Page and application data records:
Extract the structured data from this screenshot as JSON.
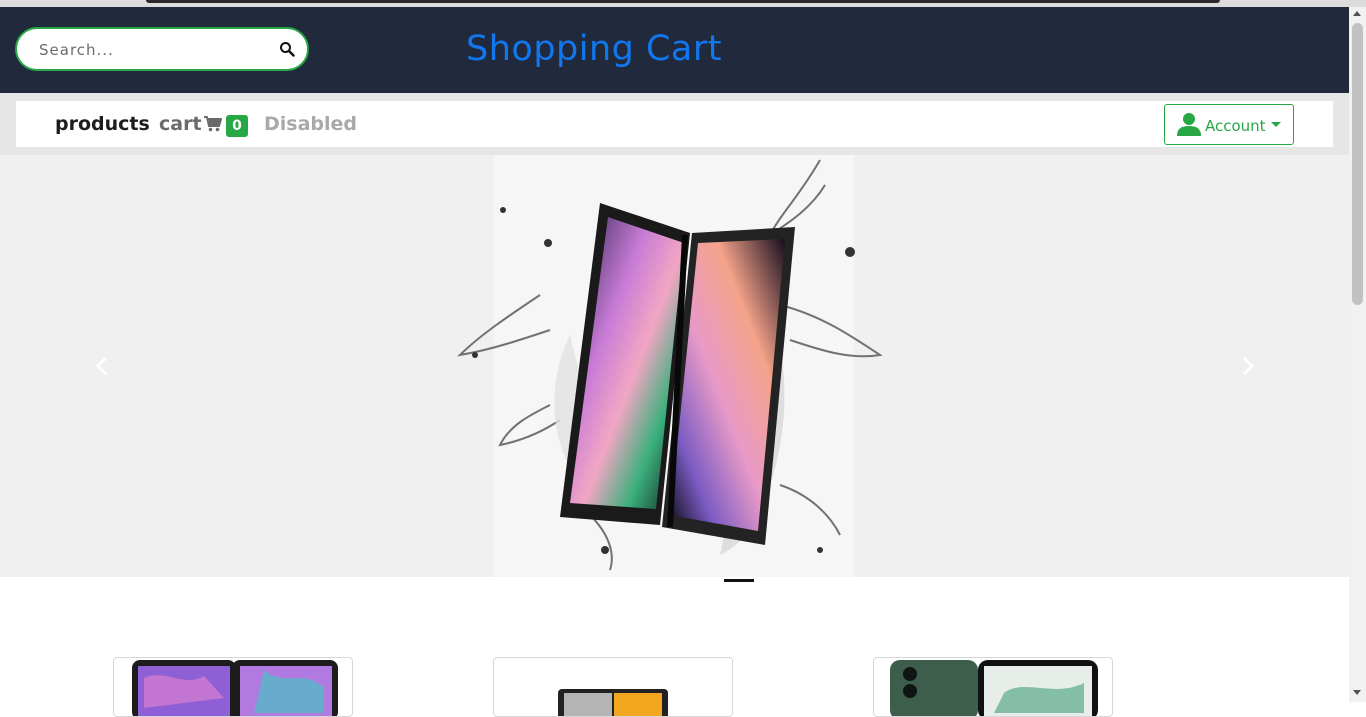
{
  "search": {
    "placeholder": "Search...",
    "icon": "search-icon"
  },
  "header": {
    "brand": "Shopping Cart",
    "brand_color": "#1177ee",
    "background": "#212a3c"
  },
  "nav": {
    "products_label": "products",
    "cart_label": "cart",
    "cart_icon": "shopping-cart-icon",
    "cart_count": "0",
    "disabled_label": "Disabled",
    "account_label": "Account",
    "account_icon": "user-icon"
  },
  "carousel": {
    "prev_icon": "chevron-left-icon",
    "next_icon": "chevron-right-icon",
    "slides_visible": 1,
    "active_indicator": 1
  },
  "products": [
    {
      "image": "foldable-phone-purple"
    },
    {
      "image": "phone-orange-screen"
    },
    {
      "image": "phone-green-back"
    }
  ],
  "colors": {
    "accent": "#28a745",
    "header_bg": "#212a3c",
    "brand": "#1177ee"
  }
}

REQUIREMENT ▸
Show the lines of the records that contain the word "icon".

ANSWER TO THIS PROBLEM ▸
    "icon": "search-icon"
    "cart_icon": "shopping-cart-icon",
    "account_icon": "user-icon"
    "prev_icon": "chevron-left-icon",
    "next_icon": "chevron-right-icon",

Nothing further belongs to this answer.